Leonard SS; Wang S; Zang L; Castranova V; Vallyathan V; Shi X
J Environ Pathol Toxicol Oncol 2000 Jan; 19(1-2):49-60
Electron spin resonance (ESR) spin trapping measurements provide evidence for the generation of hydroxyl radicals (OH) in the reduction of Cr(VI) by glutathione reductase (GSSG-R) in the presence of NADPH as a cofactor. Catalase inhibited the OH generation, while the addition of H2O2 enhanced it, indicating that the OH radical generation involves a Fenton-like reaction. The metal chelator, deferoxamine, inhibited the OH generation with a concomitant generation of a deferoxamine nitroxide radical. EDTA and 1,10-phenanthroline also inhibited the OH generation. Experiments performed under argon atmosphere decreased the yield of the OH formation, showing that molecular oxygen plays a critical role. ESR spin trapping and measurements of fluorescence change of scopoletin in the presence of horseradish peroxidase show that reduction of Cr(VI) by GSSG-R/NADPH generates superoxide anion radicals (O2-) as well as H2O2. It can be concluded that OH radical is generated by the reaction of H2O2 with Cr(V), which is produced by enzymatic one-electron reduction of Cr(VI). H2O2 is produced by the reduction of molecular oxygen via OH- as an intermediate. The OH radicals generated by these reactions are capable of causing DNA strand breaks, which can be inhibited by catalase, formate, and experiments performed under argon.

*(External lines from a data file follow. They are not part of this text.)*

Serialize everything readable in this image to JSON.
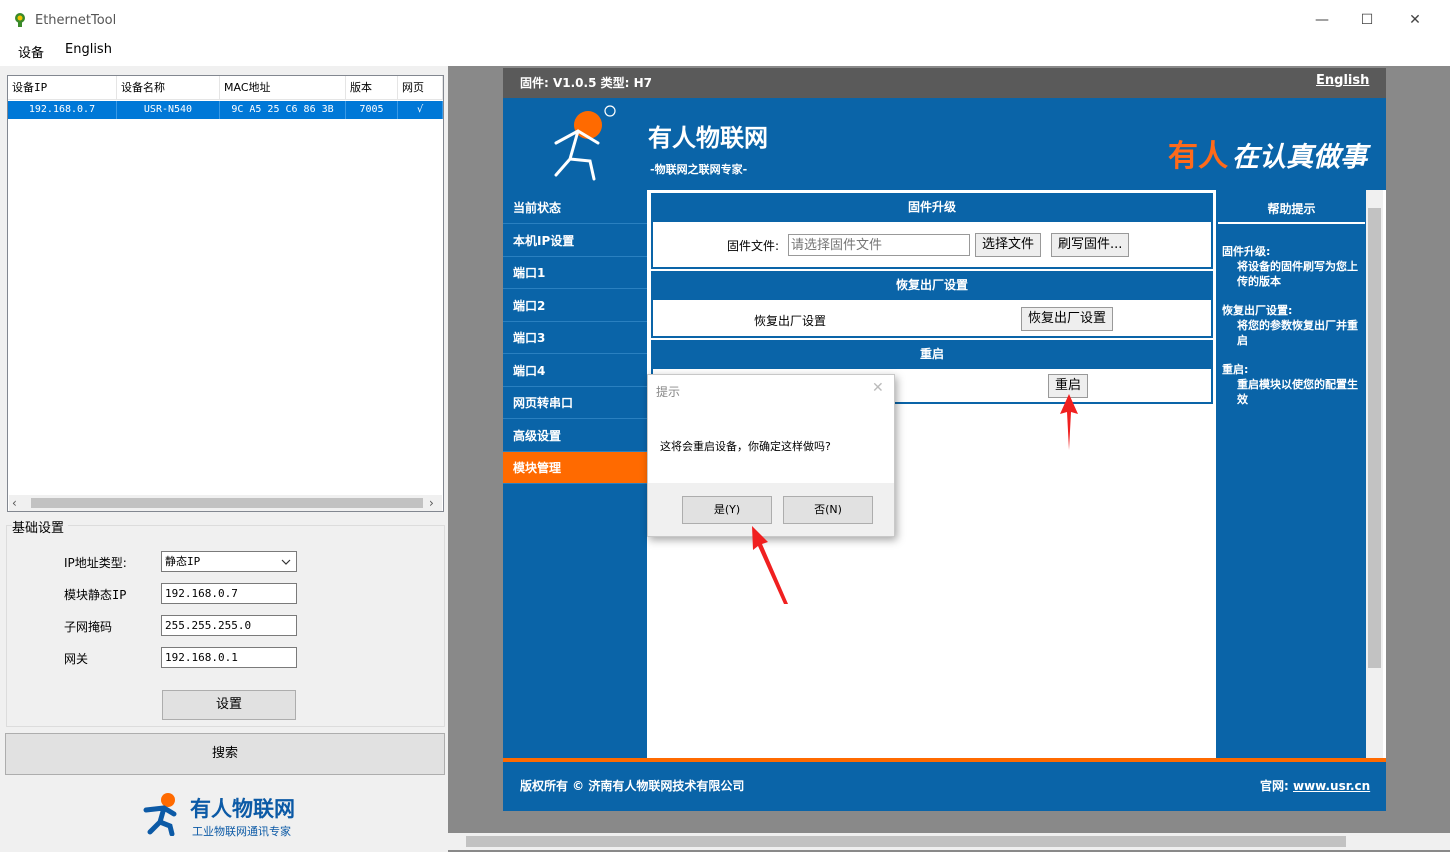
{
  "window": {
    "title": "EthernetTool",
    "minimize": "—",
    "maximize": "☐",
    "close": "✕"
  },
  "menu": {
    "device": "设备",
    "english": "English"
  },
  "device_table": {
    "headers": [
      "设备IP",
      "设备名称",
      "MAC地址",
      "版本",
      "网页"
    ],
    "rows": [
      {
        "ip": "192.168.0.7",
        "name": "USR-N540",
        "mac": "9C A5 25 C6 86 3B",
        "version": "7005",
        "web": "√"
      }
    ],
    "scroll_left": "‹",
    "scroll_right": "›"
  },
  "basic_settings": {
    "title": "基础设置",
    "ip_type_label": "IP地址类型:",
    "ip_type_value": "静态IP",
    "static_ip_label": "模块静态IP",
    "static_ip_value": "192.168.0.7",
    "subnet_label": "子网掩码",
    "subnet_value": "255.255.255.0",
    "gateway_label": "网关",
    "gateway_value": "192.168.0.1",
    "set_button": "设置",
    "search_button": "搜索"
  },
  "bottom_brand": {
    "name": "有人物联网",
    "sub": "工业物联网通讯专家"
  },
  "web": {
    "firmware_label": "固件: V1.0.5 类型: H7",
    "english_link": "English",
    "brand_name": "有人物联网",
    "brand_tagline": "-物联网之联网专家-",
    "slogan_a": "有人",
    "slogan_b": "在认真做事",
    "nav": [
      "当前状态",
      "本机IP设置",
      "端口1",
      "端口2",
      "端口3",
      "端口4",
      "网页转串口",
      "高级设置",
      "模块管理"
    ],
    "firmware_upgrade": {
      "title": "固件升级",
      "file_label": "固件文件:",
      "file_placeholder": "请选择固件文件",
      "choose_button": "选择文件",
      "flash_button": "刷写固件..."
    },
    "factory_reset": {
      "title": "恢复出厂设置",
      "label": "恢复出厂设置",
      "button": "恢复出厂设置"
    },
    "reboot": {
      "title": "重启",
      "button": "重启"
    },
    "help": {
      "title": "帮助提示",
      "items": [
        {
          "head": "固件升级:",
          "body": "将设备的固件刷写为您上传的版本"
        },
        {
          "head": "恢复出厂设置:",
          "body": "将您的参数恢复出厂并重启"
        },
        {
          "head": "重启:",
          "body": "重启模块以使您的配置生效"
        }
      ]
    },
    "footer": {
      "copyright": "版权所有 © 济南有人物联网技术有限公司",
      "site_label": "官网:",
      "site_url": "www.usr.cn"
    }
  },
  "dialog": {
    "title": "提示",
    "message": "这将会重启设备，你确定这样做吗?",
    "yes": "是(Y)",
    "no": "否(N)",
    "close": "✕"
  },
  "colors": {
    "accent_blue": "#0a64a8",
    "accent_orange": "#ff6a00",
    "selection": "#0078d7",
    "arrow_red": "#f02020"
  }
}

Carcinogenesis; Carcinogenicity; Carcinogens; Hydroxyl-groups; Chromium-compounds; Metals; Chelates; Chelating-agents
Xianglin Shi, Ph.D, Pathology and Physiology Research Branch, Health Effects Laboratory Division, Centers for Disease Control and Prevention, National Institute for Occupational Safety and Health, 1095 Willowdale Road, Morgantown, WV 26505-2845
Issue of Publication
Journal of Environmental Pathology, Toxicology, and Oncology
Page last reviewed: September 4, 2020
Content source: National Institute for Occupational Safety and Health Education and Information Division